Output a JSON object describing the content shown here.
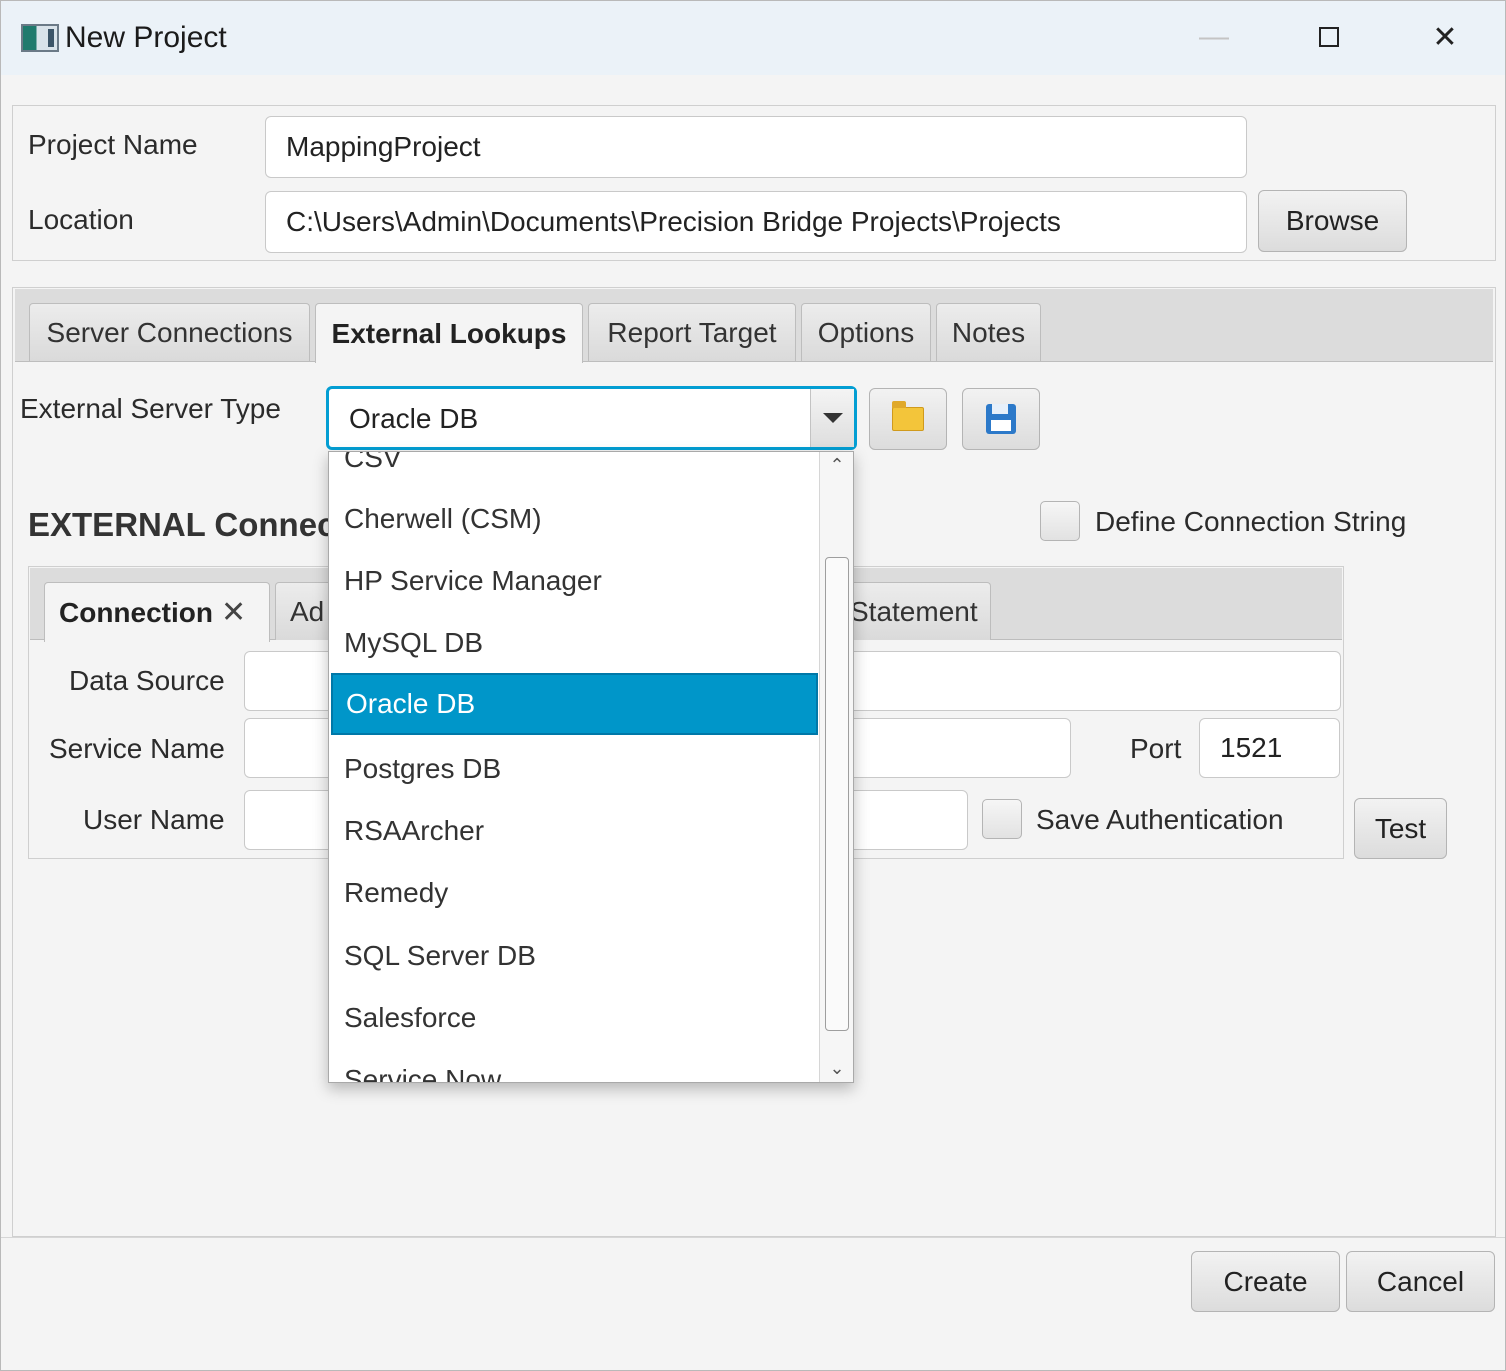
{
  "window": {
    "title": "New Project",
    "app_icon": "app-icon",
    "minimize": "—",
    "close": "✕"
  },
  "header": {
    "project_name_label": "Project Name",
    "project_name_value": "MappingProject",
    "location_label": "Location",
    "location_value": "C:\\Users\\Admin\\Documents\\Precision Bridge Projects\\Projects",
    "browse_label": "Browse"
  },
  "tabs": [
    {
      "label": "Server Connections"
    },
    {
      "label": "External Lookups"
    },
    {
      "label": "Report Target"
    },
    {
      "label": "Options"
    },
    {
      "label": "Notes"
    }
  ],
  "external": {
    "server_type_label": "External Server Type",
    "server_type_value": "Oracle DB",
    "section_title": "EXTERNAL Connec",
    "define_conn_label": "Define Connection String",
    "inner_tabs": [
      {
        "label": "Connection",
        "close": "✕"
      },
      {
        "label": "Ad"
      },
      {
        "label": "Statement"
      }
    ],
    "data_source_label": "Data Source",
    "service_name_label": "Service Name",
    "port_label": "Port",
    "port_value": "1521",
    "user_name_label": "User Name",
    "save_auth_label": "Save Authentication",
    "test_label": "Test"
  },
  "dropdown": {
    "items": [
      "CSV",
      "Cherwell (CSM)",
      "HP Service Manager",
      "MySQL DB",
      "Oracle DB",
      "Postgres DB",
      "RSAArcher",
      "Remedy",
      "SQL Server DB",
      "Salesforce",
      "Service Now"
    ],
    "selected": "Oracle DB"
  },
  "footer": {
    "create_label": "Create",
    "cancel_label": "Cancel"
  },
  "colors": {
    "accent": "#0096c9",
    "focus_border": "#039ed3",
    "titlebar": "#ebf2f8"
  }
}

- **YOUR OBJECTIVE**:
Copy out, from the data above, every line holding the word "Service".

- **EXERCISE RESPONSE**:
    "service_name_label": "Service Name",
      "HP Service Manager",
      "Service Now"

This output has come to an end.